What is needed:
What lines below mention the word "icon"? Copy each one.
**** Exercise inputs
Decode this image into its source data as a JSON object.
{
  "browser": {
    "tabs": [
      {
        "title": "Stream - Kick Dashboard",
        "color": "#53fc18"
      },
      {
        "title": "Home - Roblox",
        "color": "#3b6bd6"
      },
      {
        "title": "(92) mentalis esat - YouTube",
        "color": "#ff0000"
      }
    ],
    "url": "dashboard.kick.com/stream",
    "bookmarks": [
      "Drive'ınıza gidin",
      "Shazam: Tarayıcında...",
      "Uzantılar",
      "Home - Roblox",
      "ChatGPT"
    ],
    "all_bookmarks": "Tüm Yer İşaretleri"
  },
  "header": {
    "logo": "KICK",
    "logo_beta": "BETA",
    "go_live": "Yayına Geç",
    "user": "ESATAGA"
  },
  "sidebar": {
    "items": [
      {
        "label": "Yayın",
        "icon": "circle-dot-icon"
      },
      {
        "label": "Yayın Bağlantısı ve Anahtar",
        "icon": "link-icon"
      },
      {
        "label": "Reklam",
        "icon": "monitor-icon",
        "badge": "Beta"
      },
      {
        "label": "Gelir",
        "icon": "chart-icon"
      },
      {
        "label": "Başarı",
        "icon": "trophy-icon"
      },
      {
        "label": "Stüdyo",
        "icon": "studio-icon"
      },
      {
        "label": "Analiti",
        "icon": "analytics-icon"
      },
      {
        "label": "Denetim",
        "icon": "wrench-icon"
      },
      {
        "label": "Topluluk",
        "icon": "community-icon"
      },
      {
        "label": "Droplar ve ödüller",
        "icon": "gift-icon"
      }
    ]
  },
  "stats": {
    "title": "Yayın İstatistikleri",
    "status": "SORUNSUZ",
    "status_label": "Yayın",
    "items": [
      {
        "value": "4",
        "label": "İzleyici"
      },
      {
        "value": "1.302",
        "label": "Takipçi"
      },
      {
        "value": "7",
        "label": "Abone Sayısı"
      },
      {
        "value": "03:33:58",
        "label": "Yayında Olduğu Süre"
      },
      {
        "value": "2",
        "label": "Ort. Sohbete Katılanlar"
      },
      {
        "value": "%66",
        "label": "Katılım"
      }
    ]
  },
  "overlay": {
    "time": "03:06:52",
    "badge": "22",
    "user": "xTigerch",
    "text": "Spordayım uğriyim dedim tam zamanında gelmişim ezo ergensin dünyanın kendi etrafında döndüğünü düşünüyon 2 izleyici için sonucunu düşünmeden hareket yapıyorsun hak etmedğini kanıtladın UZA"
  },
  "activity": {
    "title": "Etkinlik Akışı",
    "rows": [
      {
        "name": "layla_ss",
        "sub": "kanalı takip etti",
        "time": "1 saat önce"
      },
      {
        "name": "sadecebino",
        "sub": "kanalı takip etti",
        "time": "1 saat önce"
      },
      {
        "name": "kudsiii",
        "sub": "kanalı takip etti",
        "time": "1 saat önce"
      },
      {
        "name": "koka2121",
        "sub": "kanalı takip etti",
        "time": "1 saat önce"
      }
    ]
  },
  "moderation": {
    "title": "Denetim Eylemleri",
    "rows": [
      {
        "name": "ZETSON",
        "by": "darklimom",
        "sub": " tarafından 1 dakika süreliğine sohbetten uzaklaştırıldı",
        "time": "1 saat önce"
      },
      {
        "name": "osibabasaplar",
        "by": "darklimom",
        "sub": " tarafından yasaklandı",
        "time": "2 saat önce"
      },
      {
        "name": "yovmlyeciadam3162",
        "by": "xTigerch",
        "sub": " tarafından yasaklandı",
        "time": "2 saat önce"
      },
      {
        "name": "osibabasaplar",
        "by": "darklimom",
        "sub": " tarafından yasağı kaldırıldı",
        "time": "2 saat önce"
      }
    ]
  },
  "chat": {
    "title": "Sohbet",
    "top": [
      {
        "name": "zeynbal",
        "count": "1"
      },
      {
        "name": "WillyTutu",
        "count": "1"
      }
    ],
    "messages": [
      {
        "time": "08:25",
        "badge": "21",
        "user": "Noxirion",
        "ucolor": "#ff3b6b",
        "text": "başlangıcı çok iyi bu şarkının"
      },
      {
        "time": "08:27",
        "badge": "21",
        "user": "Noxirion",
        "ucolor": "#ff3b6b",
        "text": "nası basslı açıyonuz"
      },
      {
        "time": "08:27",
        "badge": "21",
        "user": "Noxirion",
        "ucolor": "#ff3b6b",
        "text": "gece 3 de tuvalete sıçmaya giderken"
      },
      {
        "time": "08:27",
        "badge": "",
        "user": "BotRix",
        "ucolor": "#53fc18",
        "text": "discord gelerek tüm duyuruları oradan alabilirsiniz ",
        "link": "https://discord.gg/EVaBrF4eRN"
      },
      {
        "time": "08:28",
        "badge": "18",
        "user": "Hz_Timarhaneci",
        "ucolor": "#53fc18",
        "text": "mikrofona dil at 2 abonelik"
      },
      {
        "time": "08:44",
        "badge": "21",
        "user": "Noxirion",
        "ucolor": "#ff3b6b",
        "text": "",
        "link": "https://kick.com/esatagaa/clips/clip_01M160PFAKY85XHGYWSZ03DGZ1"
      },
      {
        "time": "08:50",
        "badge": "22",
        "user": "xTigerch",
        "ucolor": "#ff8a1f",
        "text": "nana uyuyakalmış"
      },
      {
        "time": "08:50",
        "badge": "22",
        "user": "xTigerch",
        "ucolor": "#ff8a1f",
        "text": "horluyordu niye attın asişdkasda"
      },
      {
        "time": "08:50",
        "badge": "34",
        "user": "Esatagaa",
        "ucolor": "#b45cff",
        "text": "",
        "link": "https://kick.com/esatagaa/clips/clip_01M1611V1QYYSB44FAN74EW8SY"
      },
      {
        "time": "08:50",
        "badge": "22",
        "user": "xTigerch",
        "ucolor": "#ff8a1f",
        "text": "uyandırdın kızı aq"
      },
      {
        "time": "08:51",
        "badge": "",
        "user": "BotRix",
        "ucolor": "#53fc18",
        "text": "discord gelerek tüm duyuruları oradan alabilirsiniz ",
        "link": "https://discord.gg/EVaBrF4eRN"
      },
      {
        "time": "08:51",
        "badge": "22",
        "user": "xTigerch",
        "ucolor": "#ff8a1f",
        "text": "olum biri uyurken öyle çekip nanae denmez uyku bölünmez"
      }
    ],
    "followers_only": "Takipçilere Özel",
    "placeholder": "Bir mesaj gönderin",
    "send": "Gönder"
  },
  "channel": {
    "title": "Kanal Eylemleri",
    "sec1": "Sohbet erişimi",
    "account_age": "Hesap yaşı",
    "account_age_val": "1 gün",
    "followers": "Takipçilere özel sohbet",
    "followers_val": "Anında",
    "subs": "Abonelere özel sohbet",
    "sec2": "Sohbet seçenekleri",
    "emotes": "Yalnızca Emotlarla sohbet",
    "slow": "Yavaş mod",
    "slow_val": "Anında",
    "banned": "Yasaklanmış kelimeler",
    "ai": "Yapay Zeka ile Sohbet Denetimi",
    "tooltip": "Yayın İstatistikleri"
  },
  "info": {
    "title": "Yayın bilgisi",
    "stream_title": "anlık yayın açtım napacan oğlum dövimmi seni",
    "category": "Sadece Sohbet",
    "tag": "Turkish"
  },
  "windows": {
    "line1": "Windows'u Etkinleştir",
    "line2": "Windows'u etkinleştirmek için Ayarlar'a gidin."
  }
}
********
Exercise output:
        "icon": "circle-dot-icon"
        "icon": "link-icon"
        "icon": "monitor-icon",
        "icon": "chart-icon"
        "icon": "trophy-icon"
        "icon": "studio-icon"
        "icon": "analytics-icon"
        "icon": "wrench-icon"
        "icon": "community-icon"
        "icon": "gift-icon"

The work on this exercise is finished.